Last night during the Learning 2030 rebroadcast, one of the tweets that came across my screen was a statement that said, “Technology does not replace good pedagogy”.
I see this quote quite frequently in my work, and I worry about it a bit.
I worry because in the same way that “good” standardized test scores can be used to keep technology out of classrooms, I think that this quote can be used by educators to justify avoiding change.
Let me explain…
It might surprise people to realize that there are classrooms, and in fact entire schools, where technology is not being used in learning.
Night Owl City via Compfight cc
How to help those teachers, schools and school boards embrace technology-enhanced learning is the topic of much discussion and much interest.
I have said many times, that I don’t believe in 2014, that our kids can possibly go to school and not have access to technology. I won’t go into the arguments why right here – that is another blog post – but technology needs to be there.
When a teacher who is not using technology in his or her class sees this quote, they can use it to justify what they are doing.
“Oh yes, I am a great teacher, so I don’t need technology in my classroom.”
It’s the same as seeing entire schools misuse standardized test scores to justify avoiding change. “We have great test scores so we are doing everything right, we don’t need to change.”
Quotes like this are dangerous.
I would ask the question, “In 2014, can good pedagogy exist without technology?”
I would also ask the question, “Does technology replace poor pedagogy?”
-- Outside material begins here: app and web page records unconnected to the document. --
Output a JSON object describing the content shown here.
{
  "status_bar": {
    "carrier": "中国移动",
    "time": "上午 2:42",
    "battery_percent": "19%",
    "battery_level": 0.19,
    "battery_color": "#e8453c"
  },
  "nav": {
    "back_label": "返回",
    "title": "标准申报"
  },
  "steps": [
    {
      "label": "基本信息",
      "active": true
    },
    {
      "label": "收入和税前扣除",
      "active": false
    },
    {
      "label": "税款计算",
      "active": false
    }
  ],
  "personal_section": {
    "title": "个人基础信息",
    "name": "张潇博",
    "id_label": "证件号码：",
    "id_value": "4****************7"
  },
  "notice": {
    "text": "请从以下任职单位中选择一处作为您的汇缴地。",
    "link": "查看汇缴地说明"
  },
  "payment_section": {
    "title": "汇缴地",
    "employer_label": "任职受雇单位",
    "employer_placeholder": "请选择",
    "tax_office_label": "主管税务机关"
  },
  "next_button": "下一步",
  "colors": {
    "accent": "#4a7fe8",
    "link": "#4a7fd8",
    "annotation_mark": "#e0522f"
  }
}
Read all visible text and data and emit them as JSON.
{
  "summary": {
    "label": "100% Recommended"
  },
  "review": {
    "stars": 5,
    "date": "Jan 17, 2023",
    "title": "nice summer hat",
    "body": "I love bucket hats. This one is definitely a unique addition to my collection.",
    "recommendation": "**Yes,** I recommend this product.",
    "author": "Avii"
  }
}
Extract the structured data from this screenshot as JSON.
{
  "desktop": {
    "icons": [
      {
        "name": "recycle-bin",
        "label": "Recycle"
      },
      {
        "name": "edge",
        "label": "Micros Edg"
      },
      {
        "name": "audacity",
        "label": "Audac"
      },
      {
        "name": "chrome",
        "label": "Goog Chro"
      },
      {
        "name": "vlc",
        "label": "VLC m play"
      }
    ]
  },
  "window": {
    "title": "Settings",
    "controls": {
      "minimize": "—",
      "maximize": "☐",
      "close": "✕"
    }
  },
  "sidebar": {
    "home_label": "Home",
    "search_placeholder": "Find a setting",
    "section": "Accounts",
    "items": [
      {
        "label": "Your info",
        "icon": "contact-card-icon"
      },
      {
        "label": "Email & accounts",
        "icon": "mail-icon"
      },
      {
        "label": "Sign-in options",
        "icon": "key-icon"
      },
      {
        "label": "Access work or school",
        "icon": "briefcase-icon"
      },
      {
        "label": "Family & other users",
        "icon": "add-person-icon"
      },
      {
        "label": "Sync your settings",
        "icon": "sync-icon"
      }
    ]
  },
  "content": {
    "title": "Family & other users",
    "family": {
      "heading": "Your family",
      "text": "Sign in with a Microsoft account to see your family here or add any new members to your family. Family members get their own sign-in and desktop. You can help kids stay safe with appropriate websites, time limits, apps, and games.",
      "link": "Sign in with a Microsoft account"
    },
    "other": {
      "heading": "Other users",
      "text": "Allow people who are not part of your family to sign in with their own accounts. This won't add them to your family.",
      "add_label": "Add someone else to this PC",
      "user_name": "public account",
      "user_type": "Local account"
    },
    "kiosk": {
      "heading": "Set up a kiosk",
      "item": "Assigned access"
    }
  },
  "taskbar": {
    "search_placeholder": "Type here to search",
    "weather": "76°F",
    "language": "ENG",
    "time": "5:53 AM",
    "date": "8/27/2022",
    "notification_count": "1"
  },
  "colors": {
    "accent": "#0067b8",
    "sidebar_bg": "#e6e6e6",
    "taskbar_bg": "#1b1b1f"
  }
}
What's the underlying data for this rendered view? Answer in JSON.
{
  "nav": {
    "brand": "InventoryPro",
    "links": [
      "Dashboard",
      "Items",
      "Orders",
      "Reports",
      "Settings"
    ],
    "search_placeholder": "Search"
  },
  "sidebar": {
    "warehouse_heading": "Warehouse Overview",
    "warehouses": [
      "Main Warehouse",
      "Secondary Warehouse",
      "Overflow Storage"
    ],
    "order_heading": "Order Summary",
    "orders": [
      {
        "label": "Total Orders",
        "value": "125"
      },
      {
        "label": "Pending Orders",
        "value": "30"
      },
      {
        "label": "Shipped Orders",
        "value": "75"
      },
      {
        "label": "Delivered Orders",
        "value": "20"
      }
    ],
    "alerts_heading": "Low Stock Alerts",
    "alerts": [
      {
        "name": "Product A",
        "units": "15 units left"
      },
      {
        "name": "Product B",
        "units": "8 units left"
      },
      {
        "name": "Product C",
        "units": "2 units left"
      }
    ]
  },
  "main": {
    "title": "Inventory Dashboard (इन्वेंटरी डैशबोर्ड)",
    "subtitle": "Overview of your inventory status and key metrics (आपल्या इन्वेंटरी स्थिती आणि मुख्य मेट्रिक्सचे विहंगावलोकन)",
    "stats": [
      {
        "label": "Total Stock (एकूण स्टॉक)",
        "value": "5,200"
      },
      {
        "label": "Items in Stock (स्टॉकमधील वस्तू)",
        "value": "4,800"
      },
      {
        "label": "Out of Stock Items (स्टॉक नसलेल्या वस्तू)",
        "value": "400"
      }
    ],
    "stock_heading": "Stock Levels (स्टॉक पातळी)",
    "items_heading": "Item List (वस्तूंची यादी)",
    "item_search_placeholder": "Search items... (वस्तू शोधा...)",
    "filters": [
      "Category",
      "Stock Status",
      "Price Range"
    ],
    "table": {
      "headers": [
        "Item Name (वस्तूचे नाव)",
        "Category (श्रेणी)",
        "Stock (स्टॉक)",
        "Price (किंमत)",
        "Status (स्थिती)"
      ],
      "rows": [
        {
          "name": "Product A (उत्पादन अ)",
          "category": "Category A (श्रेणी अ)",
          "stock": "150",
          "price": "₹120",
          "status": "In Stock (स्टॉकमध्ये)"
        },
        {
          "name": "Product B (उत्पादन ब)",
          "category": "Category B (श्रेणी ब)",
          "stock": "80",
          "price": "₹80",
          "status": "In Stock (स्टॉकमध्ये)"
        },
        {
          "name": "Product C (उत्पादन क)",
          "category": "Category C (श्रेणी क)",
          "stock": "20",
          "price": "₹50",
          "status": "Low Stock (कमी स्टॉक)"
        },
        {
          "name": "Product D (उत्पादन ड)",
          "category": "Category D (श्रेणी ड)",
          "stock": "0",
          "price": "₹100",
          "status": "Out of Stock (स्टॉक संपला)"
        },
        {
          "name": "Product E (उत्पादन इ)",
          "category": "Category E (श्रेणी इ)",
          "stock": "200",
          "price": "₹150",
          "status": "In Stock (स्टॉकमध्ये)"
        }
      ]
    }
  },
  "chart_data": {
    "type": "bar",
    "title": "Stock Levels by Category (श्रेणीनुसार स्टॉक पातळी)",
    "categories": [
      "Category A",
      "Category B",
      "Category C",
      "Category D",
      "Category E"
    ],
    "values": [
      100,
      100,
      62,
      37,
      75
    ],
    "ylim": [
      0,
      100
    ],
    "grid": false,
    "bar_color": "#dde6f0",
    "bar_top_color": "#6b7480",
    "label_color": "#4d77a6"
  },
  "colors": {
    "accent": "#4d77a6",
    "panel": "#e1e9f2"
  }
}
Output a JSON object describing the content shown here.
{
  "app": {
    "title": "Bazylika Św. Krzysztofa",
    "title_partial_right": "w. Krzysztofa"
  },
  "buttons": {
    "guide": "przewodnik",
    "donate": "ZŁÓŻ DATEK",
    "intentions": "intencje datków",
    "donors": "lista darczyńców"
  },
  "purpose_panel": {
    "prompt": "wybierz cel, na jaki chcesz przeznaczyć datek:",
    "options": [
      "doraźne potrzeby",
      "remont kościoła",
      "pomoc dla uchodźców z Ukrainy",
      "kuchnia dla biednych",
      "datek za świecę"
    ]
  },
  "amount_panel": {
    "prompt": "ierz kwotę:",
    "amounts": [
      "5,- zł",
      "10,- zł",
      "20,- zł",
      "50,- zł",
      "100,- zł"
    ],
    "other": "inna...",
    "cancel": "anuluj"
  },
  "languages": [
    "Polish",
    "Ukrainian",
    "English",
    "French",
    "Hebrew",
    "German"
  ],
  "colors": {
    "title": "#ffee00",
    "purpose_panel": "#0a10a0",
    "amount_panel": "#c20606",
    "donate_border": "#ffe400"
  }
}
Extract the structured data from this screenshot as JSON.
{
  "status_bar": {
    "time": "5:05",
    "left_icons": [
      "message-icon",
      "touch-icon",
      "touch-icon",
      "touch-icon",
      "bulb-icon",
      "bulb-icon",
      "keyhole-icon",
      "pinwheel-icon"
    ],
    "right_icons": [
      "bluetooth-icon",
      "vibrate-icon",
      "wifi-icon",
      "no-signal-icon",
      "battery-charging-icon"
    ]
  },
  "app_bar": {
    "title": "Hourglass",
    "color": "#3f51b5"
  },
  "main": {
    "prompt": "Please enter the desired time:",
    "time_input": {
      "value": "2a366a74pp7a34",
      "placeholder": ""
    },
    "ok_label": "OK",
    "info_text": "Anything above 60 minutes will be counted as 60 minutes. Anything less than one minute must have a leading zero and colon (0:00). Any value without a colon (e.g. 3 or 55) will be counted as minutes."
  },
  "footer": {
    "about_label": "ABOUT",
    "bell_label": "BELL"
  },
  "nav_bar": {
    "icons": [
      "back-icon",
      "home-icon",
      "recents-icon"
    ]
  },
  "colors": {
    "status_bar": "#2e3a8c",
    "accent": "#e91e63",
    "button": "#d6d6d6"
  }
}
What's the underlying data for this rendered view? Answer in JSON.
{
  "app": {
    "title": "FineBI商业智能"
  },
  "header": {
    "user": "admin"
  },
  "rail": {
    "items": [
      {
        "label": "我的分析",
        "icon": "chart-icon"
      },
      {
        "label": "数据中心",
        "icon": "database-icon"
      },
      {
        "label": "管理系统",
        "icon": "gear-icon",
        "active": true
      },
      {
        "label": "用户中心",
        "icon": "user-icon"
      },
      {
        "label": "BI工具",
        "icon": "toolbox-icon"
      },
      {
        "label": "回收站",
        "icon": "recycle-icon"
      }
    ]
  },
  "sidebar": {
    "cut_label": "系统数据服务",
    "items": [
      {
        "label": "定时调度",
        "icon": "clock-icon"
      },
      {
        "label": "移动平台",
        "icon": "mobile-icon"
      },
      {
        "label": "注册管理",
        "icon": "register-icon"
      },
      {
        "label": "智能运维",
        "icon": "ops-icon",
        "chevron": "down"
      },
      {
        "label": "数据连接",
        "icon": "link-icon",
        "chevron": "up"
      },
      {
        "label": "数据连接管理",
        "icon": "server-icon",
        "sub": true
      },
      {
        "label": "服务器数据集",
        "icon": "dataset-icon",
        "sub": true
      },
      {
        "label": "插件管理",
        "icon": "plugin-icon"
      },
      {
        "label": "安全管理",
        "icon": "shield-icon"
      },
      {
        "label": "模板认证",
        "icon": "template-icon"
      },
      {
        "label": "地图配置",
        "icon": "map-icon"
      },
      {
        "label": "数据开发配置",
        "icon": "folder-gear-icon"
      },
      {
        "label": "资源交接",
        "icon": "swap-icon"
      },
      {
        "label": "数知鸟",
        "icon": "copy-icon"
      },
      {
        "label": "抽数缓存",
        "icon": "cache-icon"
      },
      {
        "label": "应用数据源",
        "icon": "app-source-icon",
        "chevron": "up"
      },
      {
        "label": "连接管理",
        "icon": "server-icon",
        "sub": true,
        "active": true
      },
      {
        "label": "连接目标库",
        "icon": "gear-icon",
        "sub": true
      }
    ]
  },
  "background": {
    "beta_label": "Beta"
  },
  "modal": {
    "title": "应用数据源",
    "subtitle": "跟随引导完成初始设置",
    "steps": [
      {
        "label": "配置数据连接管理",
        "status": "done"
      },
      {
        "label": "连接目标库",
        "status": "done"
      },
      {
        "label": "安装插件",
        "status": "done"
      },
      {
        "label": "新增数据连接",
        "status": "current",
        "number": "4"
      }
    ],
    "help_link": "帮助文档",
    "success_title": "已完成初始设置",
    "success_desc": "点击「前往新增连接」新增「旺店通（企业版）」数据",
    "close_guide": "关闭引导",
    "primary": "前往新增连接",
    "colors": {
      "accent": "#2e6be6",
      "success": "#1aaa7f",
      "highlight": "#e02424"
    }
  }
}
I think we need to be very careful about our choice of words.
When we look at the SAMR model, we see that technology-enhanced learning can be so much more enriching.
If we are not allowing our learners to connect and build learning networks, what exactly is our excuse?
5 thoughts on “My Definition of Good Pedagogy Includes Technology”
“In 2014, can good pedagogy exist without technology?” In short – no. I use technology, to some degree, daily and feel that my students are better for it because they can access way more as avid Google users than avid textbook users can. However, “does technology replace poor peagogy?”, now that is a whole other kettle of fish. I think poor pedagogy begets poor use of technology.
Those who have a firm grasp of the big ideas, how to differentiate for the students in front of them, and their learning needs aren’t going to just use a tool because it’s new and flashy, or so I hope. They’re going to use it if it is applicable to the learning styles and needs of their students.
As an embracer of technology, not as a fancy, shiny new thing, but as a tool for learning when applicable, I feel that technology has a huge role in the 21st-Century classroom. Having said that, there are a lot of tools, programs, and “games” aimed at teachers currently that actually offer very little educational value, regardless of how well others speak of them or what researcher was hired to gather evidence in their favour. You probably have seen them….those math games where kids just keep clicking until they get the answer right, so really they aren’t thinking so much as clicking as fast as they can to get through to the praise (prize).
I have watched students using programs, looked at the expectations being addressed, talked to the kids while they engaged with the screen and discovered that while they may be learning something – it’s not the learning we think it is. A great is example is the “Power4Bones” program. It’s flashy, Grade 5 students can make comics (literacy), it has an oral literacy component – it’s fun! BUT, should it be your health program for a term? Absolutely not. If anything, it’s a great example of something created by an NGO to promote a one-way message – much like a PSA or an advertisement.
There’s some great stuff out there, the OAME math resources in CLIPS and e-Practice, Reflex Math, as well as any web-manip from NCTM are great! But this is a cautionary tale to colleagues – just because they are engaged, it doesn’t mean they are learning. There’s also some stuff, even in the OERB, that doesn’t really have the educational power that a hands-on, person-to-person exploartion can have.
I guess my diatribe is really about professional discretion (and maybe this is what scares those who choose not to engage with tech in their classrooms – the uncertainty factor). Use the tool yourself, know what your learning goal is, and please (I emplore you!), don’t use technology because it’s a fad and you feel you have to. Use it when it is meaningful and will carry your students closer to achieving success with your established learning goals.
Not all uses of technology lead to learning. I agree with that statement.
Teachers need a wide variety of tools and strategies to best meet the needs of individual learners. Teaching and learning are complex. Opportunities to network, learn from experts, explore areas of interest, become competent and responsible in using the tools and learning to choose the most appropriate tool are all important components of what students need to take advantage of the learning environment.
Fluency in the use of technology is basic expectation in 2014. I don’t believe we have the right to deny our students that kind of learning.
Technology doesn’t replace good pedagogy; it’s an essential *component* of good pedagogy. The challenge is to find its place in different circumstances. For this we need to experiment and share. Thanks for a great post Donna!